-- Provided records --
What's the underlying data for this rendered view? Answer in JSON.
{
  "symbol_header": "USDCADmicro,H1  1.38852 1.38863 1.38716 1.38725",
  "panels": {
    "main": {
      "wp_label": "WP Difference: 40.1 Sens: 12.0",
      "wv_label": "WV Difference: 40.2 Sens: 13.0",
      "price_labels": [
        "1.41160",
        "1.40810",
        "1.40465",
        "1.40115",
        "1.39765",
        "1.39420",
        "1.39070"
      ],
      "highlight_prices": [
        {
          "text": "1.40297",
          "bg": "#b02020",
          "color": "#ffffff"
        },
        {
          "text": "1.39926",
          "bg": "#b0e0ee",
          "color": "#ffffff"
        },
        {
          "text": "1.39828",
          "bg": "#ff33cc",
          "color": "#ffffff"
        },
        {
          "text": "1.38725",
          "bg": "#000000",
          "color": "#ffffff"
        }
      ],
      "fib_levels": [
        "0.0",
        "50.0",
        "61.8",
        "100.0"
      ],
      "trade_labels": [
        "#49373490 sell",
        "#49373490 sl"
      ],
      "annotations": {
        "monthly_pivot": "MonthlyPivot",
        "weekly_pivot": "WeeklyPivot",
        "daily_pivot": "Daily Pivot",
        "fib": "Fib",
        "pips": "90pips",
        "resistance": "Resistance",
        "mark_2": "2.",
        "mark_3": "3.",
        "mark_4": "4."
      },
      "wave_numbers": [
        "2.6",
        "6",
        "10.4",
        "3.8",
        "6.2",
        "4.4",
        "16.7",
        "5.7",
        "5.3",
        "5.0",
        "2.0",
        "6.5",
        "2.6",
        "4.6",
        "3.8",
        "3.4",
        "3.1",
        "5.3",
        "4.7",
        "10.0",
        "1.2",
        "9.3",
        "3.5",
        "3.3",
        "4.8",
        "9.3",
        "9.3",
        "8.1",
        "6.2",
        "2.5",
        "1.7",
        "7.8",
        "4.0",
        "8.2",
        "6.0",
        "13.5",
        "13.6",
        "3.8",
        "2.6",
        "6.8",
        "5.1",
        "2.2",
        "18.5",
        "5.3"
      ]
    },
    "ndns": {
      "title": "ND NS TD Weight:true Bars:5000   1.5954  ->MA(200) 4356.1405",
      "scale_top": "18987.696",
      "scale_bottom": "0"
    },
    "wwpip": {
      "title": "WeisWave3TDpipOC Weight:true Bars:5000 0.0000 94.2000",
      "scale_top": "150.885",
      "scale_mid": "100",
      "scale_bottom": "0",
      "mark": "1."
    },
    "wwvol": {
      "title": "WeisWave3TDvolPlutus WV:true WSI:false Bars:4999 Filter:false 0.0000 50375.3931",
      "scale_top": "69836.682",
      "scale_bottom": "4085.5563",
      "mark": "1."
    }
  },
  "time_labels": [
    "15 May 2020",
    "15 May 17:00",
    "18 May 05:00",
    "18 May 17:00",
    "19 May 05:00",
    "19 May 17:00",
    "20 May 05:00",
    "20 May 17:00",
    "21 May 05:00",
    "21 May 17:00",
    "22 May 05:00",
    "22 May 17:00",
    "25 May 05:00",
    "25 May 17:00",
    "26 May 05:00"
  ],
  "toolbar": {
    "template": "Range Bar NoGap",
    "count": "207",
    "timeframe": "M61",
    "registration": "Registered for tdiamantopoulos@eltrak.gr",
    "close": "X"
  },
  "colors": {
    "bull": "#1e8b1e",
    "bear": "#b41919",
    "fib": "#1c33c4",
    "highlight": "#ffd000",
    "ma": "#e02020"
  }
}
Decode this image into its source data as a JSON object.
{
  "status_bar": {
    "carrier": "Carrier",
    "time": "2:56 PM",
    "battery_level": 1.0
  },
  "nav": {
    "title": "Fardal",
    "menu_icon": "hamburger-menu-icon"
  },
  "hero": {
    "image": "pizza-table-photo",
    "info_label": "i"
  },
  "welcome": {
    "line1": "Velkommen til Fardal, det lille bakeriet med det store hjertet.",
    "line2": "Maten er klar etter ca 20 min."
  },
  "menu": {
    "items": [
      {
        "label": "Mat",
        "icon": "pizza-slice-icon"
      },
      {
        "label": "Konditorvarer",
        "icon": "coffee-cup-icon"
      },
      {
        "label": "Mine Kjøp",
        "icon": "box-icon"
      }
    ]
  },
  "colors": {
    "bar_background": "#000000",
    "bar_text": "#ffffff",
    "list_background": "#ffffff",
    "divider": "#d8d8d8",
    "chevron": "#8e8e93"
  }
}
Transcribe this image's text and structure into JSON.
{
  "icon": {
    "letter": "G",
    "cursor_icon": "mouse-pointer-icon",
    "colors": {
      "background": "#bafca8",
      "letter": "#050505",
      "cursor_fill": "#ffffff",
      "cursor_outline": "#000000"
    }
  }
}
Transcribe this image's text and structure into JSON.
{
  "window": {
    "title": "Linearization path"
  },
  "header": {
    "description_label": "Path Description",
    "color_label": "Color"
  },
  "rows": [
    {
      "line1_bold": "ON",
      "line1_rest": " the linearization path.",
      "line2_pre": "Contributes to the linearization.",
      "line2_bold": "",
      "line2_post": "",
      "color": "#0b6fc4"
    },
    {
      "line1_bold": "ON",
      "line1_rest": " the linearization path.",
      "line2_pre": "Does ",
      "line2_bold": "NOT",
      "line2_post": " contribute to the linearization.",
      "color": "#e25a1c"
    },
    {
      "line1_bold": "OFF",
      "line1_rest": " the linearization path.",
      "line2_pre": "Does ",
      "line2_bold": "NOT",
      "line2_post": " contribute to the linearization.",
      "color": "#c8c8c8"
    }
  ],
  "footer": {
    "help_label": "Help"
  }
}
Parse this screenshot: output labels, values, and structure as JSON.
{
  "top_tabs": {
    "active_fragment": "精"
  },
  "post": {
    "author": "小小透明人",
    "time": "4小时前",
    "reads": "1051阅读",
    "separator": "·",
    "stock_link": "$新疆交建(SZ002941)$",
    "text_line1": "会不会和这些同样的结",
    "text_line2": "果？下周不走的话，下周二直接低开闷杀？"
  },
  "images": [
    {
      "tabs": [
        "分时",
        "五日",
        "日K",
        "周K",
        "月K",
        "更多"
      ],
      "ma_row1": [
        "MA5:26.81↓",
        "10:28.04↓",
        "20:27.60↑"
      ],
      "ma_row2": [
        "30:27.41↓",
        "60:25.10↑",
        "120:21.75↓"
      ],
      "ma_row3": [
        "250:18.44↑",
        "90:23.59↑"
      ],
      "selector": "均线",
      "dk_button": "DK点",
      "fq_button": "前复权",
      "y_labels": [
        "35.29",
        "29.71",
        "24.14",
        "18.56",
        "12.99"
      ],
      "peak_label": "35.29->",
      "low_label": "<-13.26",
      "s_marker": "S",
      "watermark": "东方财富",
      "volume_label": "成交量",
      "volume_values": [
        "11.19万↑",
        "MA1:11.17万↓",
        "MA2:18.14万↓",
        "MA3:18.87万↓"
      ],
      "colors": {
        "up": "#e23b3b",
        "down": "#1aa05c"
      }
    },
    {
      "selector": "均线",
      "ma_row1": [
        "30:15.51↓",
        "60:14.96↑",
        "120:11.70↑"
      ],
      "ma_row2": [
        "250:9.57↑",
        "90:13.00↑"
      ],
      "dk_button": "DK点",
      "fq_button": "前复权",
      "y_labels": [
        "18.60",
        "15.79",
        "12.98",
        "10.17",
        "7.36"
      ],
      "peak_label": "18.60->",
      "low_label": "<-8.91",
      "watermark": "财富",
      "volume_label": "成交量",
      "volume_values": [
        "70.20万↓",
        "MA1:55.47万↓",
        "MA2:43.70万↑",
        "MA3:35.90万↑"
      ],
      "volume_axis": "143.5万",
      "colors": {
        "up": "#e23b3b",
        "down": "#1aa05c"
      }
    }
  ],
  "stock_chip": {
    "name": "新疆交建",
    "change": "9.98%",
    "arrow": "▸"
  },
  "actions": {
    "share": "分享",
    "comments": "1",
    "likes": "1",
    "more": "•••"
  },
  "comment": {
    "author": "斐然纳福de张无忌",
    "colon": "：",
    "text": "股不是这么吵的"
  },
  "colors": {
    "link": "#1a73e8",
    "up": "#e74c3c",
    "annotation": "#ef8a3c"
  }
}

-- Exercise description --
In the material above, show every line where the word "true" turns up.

-- Written response --
      "title": "ND NS TD Weight:true Bars:5000   1.5954  ->MA(200) 4356.1405",
      "title": "WeisWave3TDpipOC Weight:true Bars:5000 0.0000 94.2000",
      "title": "WeisWave3TDvolPlutus WV:true WSI:false Bars:4999 Filter:false 0.0000 50375.3931",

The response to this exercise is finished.